::: EXTRACTED MATERIAL

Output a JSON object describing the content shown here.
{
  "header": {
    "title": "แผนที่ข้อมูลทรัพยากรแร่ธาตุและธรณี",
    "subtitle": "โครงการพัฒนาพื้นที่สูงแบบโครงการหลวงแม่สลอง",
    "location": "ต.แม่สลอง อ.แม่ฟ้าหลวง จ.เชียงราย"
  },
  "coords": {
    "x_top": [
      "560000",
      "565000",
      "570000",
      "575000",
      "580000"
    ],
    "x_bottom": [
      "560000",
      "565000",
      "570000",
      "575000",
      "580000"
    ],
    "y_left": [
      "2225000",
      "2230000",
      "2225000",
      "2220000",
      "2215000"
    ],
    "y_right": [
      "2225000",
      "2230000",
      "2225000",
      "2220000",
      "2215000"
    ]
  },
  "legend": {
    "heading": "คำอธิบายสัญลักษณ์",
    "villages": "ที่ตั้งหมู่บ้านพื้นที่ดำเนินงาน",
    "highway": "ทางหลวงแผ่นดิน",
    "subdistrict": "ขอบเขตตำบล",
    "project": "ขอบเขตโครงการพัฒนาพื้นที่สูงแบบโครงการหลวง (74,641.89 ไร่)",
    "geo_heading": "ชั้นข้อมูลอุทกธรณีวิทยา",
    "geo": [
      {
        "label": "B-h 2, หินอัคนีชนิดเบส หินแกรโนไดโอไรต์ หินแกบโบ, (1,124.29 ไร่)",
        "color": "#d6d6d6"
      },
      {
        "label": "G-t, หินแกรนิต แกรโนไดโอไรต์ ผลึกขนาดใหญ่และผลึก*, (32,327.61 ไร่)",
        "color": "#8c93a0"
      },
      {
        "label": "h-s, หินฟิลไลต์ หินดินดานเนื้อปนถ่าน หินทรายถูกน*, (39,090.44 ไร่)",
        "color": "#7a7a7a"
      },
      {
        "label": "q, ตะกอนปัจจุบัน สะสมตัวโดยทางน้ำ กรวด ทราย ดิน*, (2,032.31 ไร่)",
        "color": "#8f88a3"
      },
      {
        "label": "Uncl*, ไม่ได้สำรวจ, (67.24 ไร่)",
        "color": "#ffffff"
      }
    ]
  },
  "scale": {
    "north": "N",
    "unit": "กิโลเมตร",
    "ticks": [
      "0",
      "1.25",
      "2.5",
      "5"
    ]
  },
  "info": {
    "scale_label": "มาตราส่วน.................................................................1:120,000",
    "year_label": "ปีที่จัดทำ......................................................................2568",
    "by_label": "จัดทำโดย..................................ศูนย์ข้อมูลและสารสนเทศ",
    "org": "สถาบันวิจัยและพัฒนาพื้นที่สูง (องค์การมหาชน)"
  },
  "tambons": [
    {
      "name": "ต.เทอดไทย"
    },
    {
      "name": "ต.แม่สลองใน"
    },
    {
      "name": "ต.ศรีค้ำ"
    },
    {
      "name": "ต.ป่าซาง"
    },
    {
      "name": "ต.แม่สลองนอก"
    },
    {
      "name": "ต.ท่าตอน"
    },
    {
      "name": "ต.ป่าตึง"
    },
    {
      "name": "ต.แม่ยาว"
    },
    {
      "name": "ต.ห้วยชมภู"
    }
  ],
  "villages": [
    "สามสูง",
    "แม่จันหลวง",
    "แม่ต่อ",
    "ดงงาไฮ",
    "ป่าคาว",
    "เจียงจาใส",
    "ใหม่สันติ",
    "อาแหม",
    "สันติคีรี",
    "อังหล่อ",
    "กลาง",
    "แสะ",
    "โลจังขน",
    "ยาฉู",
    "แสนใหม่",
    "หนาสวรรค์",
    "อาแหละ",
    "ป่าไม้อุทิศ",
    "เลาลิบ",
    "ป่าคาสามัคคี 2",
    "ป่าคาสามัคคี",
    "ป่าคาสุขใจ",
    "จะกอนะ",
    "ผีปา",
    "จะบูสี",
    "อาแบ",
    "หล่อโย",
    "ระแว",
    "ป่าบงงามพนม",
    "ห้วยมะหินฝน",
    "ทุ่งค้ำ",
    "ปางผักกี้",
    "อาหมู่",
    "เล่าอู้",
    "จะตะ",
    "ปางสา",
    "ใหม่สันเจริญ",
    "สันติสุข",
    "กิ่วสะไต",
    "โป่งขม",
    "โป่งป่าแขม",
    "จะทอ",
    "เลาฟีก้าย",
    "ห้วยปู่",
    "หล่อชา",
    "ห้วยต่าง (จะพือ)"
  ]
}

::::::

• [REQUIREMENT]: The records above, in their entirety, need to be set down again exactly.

• [REPLY TO THE TASK]:
Output a JSON object describing the content shown here.
{
  "header": {
    "title": "แผนที่ข้อมูลทรัพยากรแร่ธาตุและธรณี",
    "subtitle": "โครงการพัฒนาพื้นที่สูงแบบโครงการหลวงแม่สลอง",
    "location": "ต.แม่สลอง อ.แม่ฟ้าหลวง จ.เชียงราย"
  },
  "coords": {
    "x_top": [
      "560000",
      "565000",
      "570000",
      "575000",
      "580000"
    ],
    "x_bottom": [
      "560000",
      "565000",
      "570000",
      "575000",
      "580000"
    ],
    "y_left": [
      "2225000",
      "2230000",
      "2225000",
      "2220000",
      "2215000"
    ],
    "y_right": [
      "2225000",
      "2230000",
      "2225000",
      "2220000",
      "2215000"
    ]
  },
  "legend": {
    "heading": "คำอธิบายสัญลักษณ์",
    "villages": "ที่ตั้งหมู่บ้านพื้นที่ดำเนินงาน",
    "highway": "ทางหลวงแผ่นดิน",
    "subdistrict": "ขอบเขตตำบล",
    "project": "ขอบเขตโครงการพัฒนาพื้นที่สูงแบบโครงการหลวง (74,641.89 ไร่)",
    "geo_heading": "ชั้นข้อมูลอุทกธรณีวิทยา",
    "geo": [
      {
        "label": "B-h 2, หินอัคนีชนิดเบส หินแกรโนไดโอไรต์ หินแกบโบ, (1,124.29 ไร่)",
        "color": "#d6d6d6"
      },
      {
        "label": "G-t, หินแกรนิต แกรโนไดโอไรต์ ผลึกขนาดใหญ่และผลึก*, (32,327.61 ไร่)",
        "color": "#8c93a0"
      },
      {
        "label": "h-s, หินฟิลไลต์ หินดินดานเนื้อปนถ่าน หินทรายถูกน*, (39,090.44 ไร่)",
        "color": "#7a7a7a"
      },
      {
        "label": "q, ตะกอนปัจจุบัน สะสมตัวโดยทางน้ำ กรวด ทราย ดิน*, (2,032.31 ไร่)",
        "color": "#8f88a3"
      },
      {
        "label": "Uncl*, ไม่ได้สำรวจ, (67.24 ไร่)",
        "color": "#ffffff"
      }
    ]
  },
  "scale": {
    "north": "N",
    "unit": "กิโลเมตร",
    "ticks": [
      "0",
      "1.25",
      "2.5",
      "5"
    ]
  },
  "info": {
    "scale_label": "มาตราส่วน.................................................................1:120,000",
    "year_label": "ปีที่จัดทำ......................................................................2568",
    "by_label": "จัดทำโดย..................................ศูนย์ข้อมูลและสารสนเทศ",
    "org": "สถาบันวิจัยและพัฒนาพื้นที่สูง (องค์การมหาชน)"
  },
  "tambons": [
    {
      "name": "ต.เทอดไทย"
    },
    {
      "name": "ต.แม่สลองใน"
    },
    {
      "name": "ต.ศรีค้ำ"
    },
    {
      "name": "ต.ป่าซาง"
    },
    {
      "name": "ต.แม่สลองนอก"
    },
    {
      "name": "ต.ท่าตอน"
    },
    {
      "name": "ต.ป่าตึง"
    },
    {
      "name": "ต.แม่ยาว"
    },
    {
      "name": "ต.ห้วยชมภู"
    }
  ],
  "villages": [
    "สามสูง",
    "แม่จันหลวง",
    "แม่ต่อ",
    "ดงงาไฮ",
    "ป่าคาว",
    "เจียงจาใส",
    "ใหม่สันติ",
    "อาแหม",
    "สันติคีรี",
    "อังหล่อ",
    "กลาง",
    "แสะ",
    "โลจังขน",
    "ยาฉู",
    "แสนใหม่",
    "หนาสวรรค์",
    "อาแหละ",
    "ป่าไม้อุทิศ",
    "เลาลิบ",
    "ป่าคาสามัคคี 2",
    "ป่าคาสามัคคี",
    "ป่าคาสุขใจ",
    "จะกอนะ",
    "ผีปา",
    "จะบูสี",
    "อาแบ",
    "หล่อโย",
    "ระแว",
    "ป่าบงงามพนม",
    "ห้วยมะหินฝน",
    "ทุ่งค้ำ",
    "ปางผักกี้",
    "อาหมู่",
    "เล่าอู้",
    "จะตะ",
    "ปางสา",
    "ใหม่สันเจริญ",
    "สันติสุข",
    "กิ่วสะไต",
    "โป่งขม",
    "โป่งป่าแขม",
    "จะทอ",
    "เลาฟีก้าย",
    "ห้วยปู่",
    "หล่อชา",
    "ห้วยต่าง (จะพือ)"
  ]
}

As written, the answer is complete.